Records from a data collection
════════

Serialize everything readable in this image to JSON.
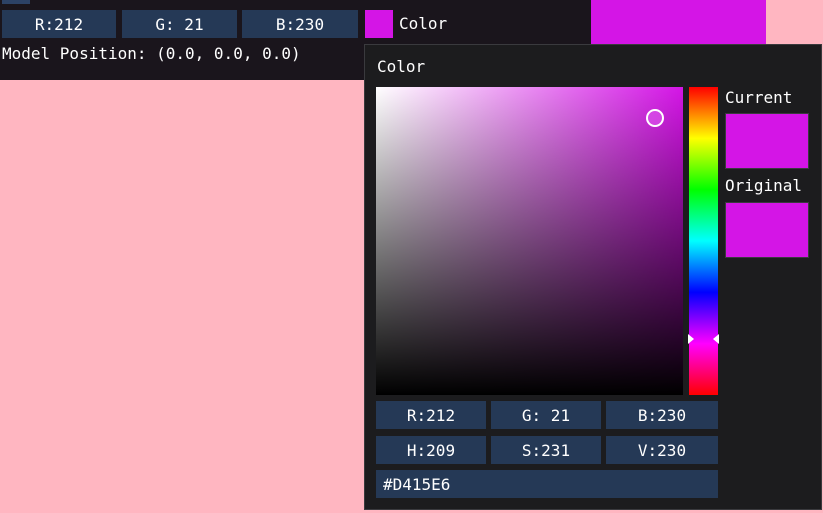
{
  "main_window": {
    "rgb_fields": {
      "r": "R:212",
      "g": "G: 21",
      "b": "B:230"
    },
    "swatch_color": "#D415E6",
    "color_label": "Color",
    "model_position": "Model Position: (0.0, 0.0, 0.0)"
  },
  "picker": {
    "title": "Color",
    "current_label": "Current",
    "original_label": "Original",
    "current_color": "#D415E6",
    "original_color": "#D415E6",
    "rgb_fields": {
      "r": "R:212",
      "g": "G: 21",
      "b": "B:230"
    },
    "hsv_fields": {
      "h": "H:209",
      "s": "S:231",
      "v": "V:230"
    },
    "hex_value": "#D415E6"
  },
  "colors": {
    "background": "#FFB6C1",
    "field_bg": "#253956",
    "window_bg": "#1A151C",
    "popup_bg": "#1C1C1E",
    "accent": "#D415E6"
  },
  "icons": {
    "sv_cursor": "circle-cursor-icon",
    "hue_marker": "triangle-arrow-icon"
  }
}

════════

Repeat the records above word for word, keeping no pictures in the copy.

Serialize everything readable in this image to JSON.
{
  "main_window": {
    "rgb_fields": {
      "r": "R:212",
      "g": "G: 21",
      "b": "B:230"
    },
    "swatch_color": "#D415E6",
    "color_label": "Color",
    "model_position": "Model Position: (0.0, 0.0, 0.0)"
  },
  "picker": {
    "title": "Color",
    "current_label": "Current",
    "original_label": "Original",
    "current_color": "#D415E6",
    "original_color": "#D415E6",
    "rgb_fields": {
      "r": "R:212",
      "g": "G: 21",
      "b": "B:230"
    },
    "hsv_fields": {
      "h": "H:209",
      "s": "S:231",
      "v": "V:230"
    },
    "hex_value": "#D415E6"
  },
  "colors": {
    "background": "#FFB6C1",
    "field_bg": "#253956",
    "window_bg": "#1A151C",
    "popup_bg": "#1C1C1E",
    "accent": "#D415E6"
  },
  "icons": {
    "sv_cursor": "circle-cursor-icon",
    "hue_marker": "triangle-arrow-icon"
  }
}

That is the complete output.